But acknowledge that you need more than that to make a relationship work. “There should be some element of sexual attraction or romantic desire,” Dr. DiDonato tells Cosmo. “And even if that’s there, there may not be enough for a healthy, stable, romantic partnership.”
If you’ve been looking for a relationship for a while, you might start to look at your friends as ‘easy’ options to date as you’ve already got a pre-established bond. Given the limited opportunities for meeting new people during the pandemic, it’s even easier to fall into this mindset. But simply having a shared past with someone is not a solid enough foundation for a good relationship.
Dr. DiDonato also cites “shared goals and parallel life plans” as vital components of a relationship, so think twice if you think you and your mate would be great together purely because you’ve known each other for years.
Test the waters
If you do think you might seriously be falling for your friend, test the waters. Start off with some flirting to see if the feelings are mutual and if there’s any spark there.
“Flirting is a skillful testing of the waters where you’re protecting yourself from rejection,” Dr. DiDonato tells Cosmo. “It can give you a safe space to see if the other person flirts back.”
Your flirting doesn’t have to be that extreme or ‘out there’. You could start small by sending them flirty memes or commenting something on their latest Insta selfie. Or if you’re seeing them in person, physical touch is always good – even if it’s an act as small as putting your arm around them or putting your head on their shoulder.
If they reciprocate and you’re sensing that they’re on the same page as you, it may be worth having a frank discussion about your feelings for each other.
Accept that things may be awkward at first
Making the transition from friends to lovers can be awkward, and it’s best to be prepared for that. You may think you’re so close that things could never be awkward between you two – but you’d be surprised.
Accept that things can sometimes get awkward as you shift from being platonic friends to romantic partners. Dr. DiDonato makes the point that if you expect everything to be plain sailing right from the off, then “you might take any sort of stumbling as a sign that it’s a problem and this relationship that isn’t worth pursuing, rather than recognising little points of awkwardness and stumbling as something you can work on.”
However, relationship expert Rob Alex stresses, in an interview with Bustle, that if you’re feeling constantly uncomfortable, you may need to reevaluate things. “I think that if you are more comfortable just hanging out with a person than when you are on a date, the friendship card might be too strong to ignore,” he says. “If you feel different when you are on an official date with this person, it is time to step back and figure out if your friendship with them is more valuable than a possible romantic relationship.”
Go all in, but be prepared for things to go wrong
Life coach Joanna Townsend tells Bustle that it’s only really worth entering into a relationship with a friend if you’re wiling to accept that things might never go back to the exact way they were before. “Before you date a friend, you must be willing to be OK with things not going back to how they were if the relationship does not work out, and letting go of the attachment you had with them as a friend,” she says.

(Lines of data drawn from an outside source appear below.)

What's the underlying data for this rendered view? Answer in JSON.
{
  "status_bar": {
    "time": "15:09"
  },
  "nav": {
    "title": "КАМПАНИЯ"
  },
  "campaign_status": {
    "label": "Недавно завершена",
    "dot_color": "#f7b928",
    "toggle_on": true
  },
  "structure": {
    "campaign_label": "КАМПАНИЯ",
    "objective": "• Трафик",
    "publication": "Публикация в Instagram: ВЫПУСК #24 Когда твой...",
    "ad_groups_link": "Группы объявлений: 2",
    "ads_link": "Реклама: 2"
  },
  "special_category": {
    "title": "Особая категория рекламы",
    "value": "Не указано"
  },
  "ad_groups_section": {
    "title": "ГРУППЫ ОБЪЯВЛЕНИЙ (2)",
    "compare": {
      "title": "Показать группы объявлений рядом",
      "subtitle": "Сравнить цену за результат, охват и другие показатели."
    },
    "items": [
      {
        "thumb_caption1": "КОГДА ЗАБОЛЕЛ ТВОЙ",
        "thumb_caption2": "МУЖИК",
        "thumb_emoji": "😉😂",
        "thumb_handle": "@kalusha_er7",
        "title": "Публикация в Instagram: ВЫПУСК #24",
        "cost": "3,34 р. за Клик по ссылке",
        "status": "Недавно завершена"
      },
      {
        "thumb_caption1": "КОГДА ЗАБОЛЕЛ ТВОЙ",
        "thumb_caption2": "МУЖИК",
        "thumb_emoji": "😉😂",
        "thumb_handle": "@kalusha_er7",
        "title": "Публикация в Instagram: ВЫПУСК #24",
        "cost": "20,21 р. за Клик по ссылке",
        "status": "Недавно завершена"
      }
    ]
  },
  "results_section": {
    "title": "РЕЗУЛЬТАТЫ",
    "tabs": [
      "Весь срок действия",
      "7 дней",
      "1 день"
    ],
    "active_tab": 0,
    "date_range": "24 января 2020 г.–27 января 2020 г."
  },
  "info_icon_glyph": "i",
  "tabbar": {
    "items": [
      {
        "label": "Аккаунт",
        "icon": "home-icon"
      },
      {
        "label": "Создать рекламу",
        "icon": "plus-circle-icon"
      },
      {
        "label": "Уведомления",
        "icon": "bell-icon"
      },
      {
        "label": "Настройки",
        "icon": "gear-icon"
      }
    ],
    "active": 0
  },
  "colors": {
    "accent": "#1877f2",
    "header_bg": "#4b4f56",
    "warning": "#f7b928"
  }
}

If you still do decide to date a friend after having all the necessary conversations about your anxieties and fears, don’t be half-hearted about it. If you’ve had been open about your feelings and laid down clear boundaries, then don’t spend half your time flapping about what’ll happen if things go south. Once you’ve made your decision, commit to it.
It’s true that dating a friend is more ‘high stakes’ than dating a stranger or acquaintance. “Dating a friend comes with risks, such as the possibility of breaking up and losing a good friend, or even your social group falling apart if both parties hang out with the same friends,” dating expert Maria Sullivan tells Refinery29. “However, dating a friend can also lead to true love, so it is always a good idea to give it a try if you believe it will lead to something great.”